_Exercise instructions_
Could you return every line of the records below that contains the word "toestaan"?

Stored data
[Start of Attachment]

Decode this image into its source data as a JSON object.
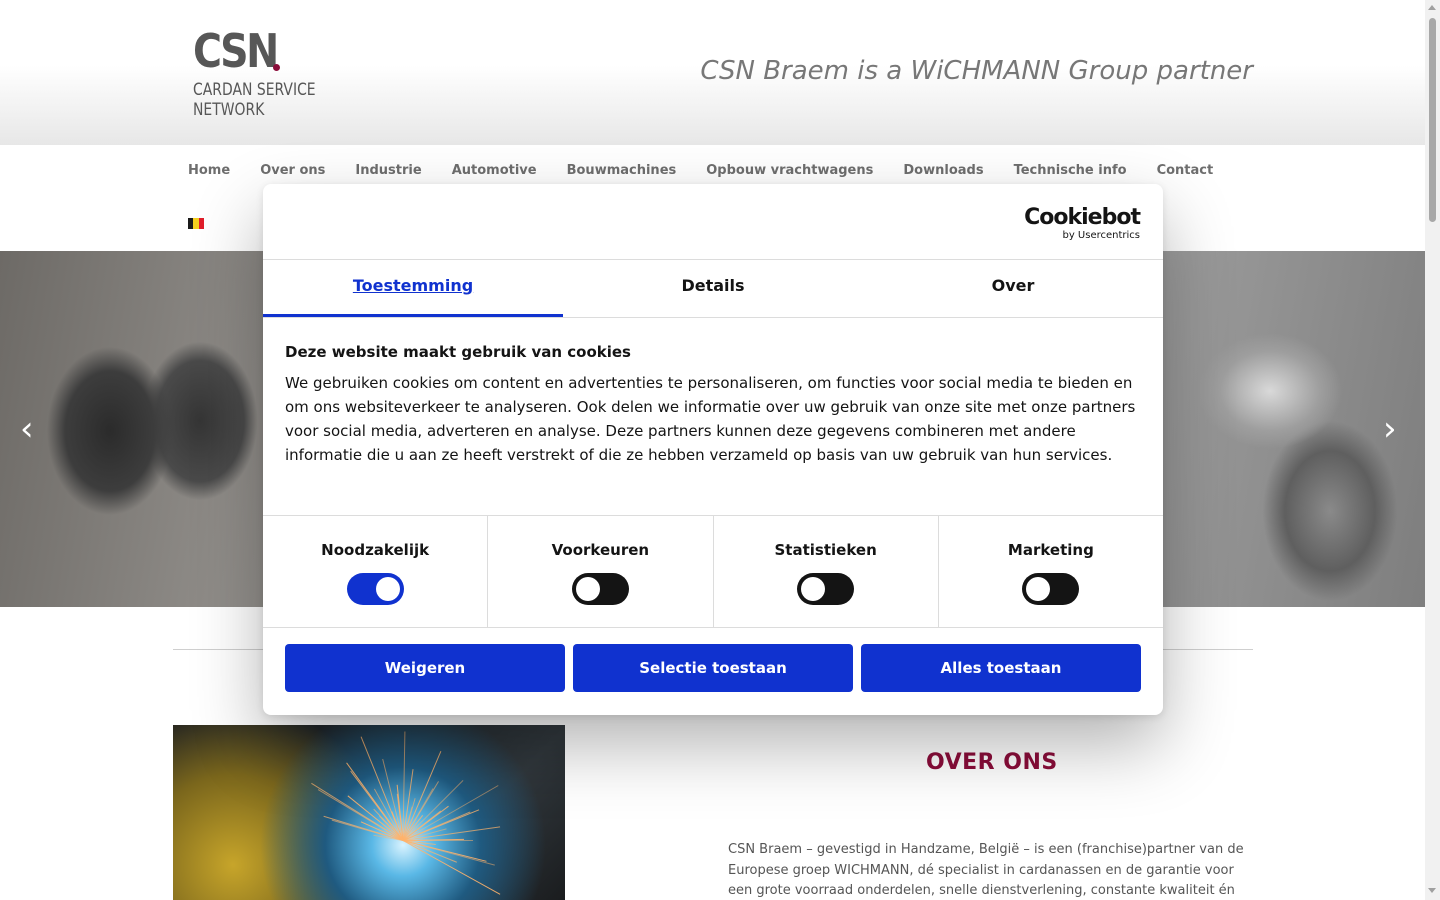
{
  "header": {
    "logo_text": "CSN",
    "logo_sub1": "CARDAN SERVICE",
    "logo_sub2": "NETWORK",
    "tagline": "CSN Braem is a WiCHMANN Group partner"
  },
  "nav": {
    "items": [
      "Home",
      "Over ons",
      "Industrie",
      "Automotive",
      "Bouwmachines",
      "Opbouw vrachtwagens",
      "Downloads",
      "Technische info",
      "Contact"
    ]
  },
  "hero": {
    "prev_icon": "‹",
    "next_icon": "›"
  },
  "content": {
    "over_title": "OVER ONS",
    "over_text": "CSN Braem – gevestigd in Handzame, België – is een (franchise)partner van de Europese groep WICHMANN, dé specialist in cardanassen en de garantie voor een grote voorraad onderdelen, snelle dienstverlening, constante kwaliteit én"
  },
  "cookie": {
    "brand": "Cookiebot",
    "brand_sub": "by Usercentrics",
    "tabs": [
      "Toestemming",
      "Details",
      "Over"
    ],
    "title": "Deze website maakt gebruik van cookies",
    "body": "We gebruiken cookies om content en advertenties te personaliseren, om functies voor social media te bieden en om ons websiteverkeer te analyseren. Ook delen we informatie over uw gebruik van onze site met onze partners voor social media, adverteren en analyse. Deze partners kunnen deze gegevens combineren met andere informatie die u aan ze heeft verstrekt of die ze hebben verzameld op basis van uw gebruik van hun services.",
    "categories": [
      {
        "label": "Noodzakelijk",
        "on": true
      },
      {
        "label": "Voorkeuren",
        "on": false
      },
      {
        "label": "Statistieken",
        "on": false
      },
      {
        "label": "Marketing",
        "on": false
      }
    ],
    "buttons": {
      "deny": "Weigeren",
      "selection": "Selectie toestaan",
      "allow_all": "Alles toestaan"
    }
  },
  "colors": {
    "accent_blue": "#1032cf",
    "brand_red": "#8b0d3a"
  }
}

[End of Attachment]

_Response area_
      "selection": "Selectie toestaan",
      "allow_all": "Alles toestaan"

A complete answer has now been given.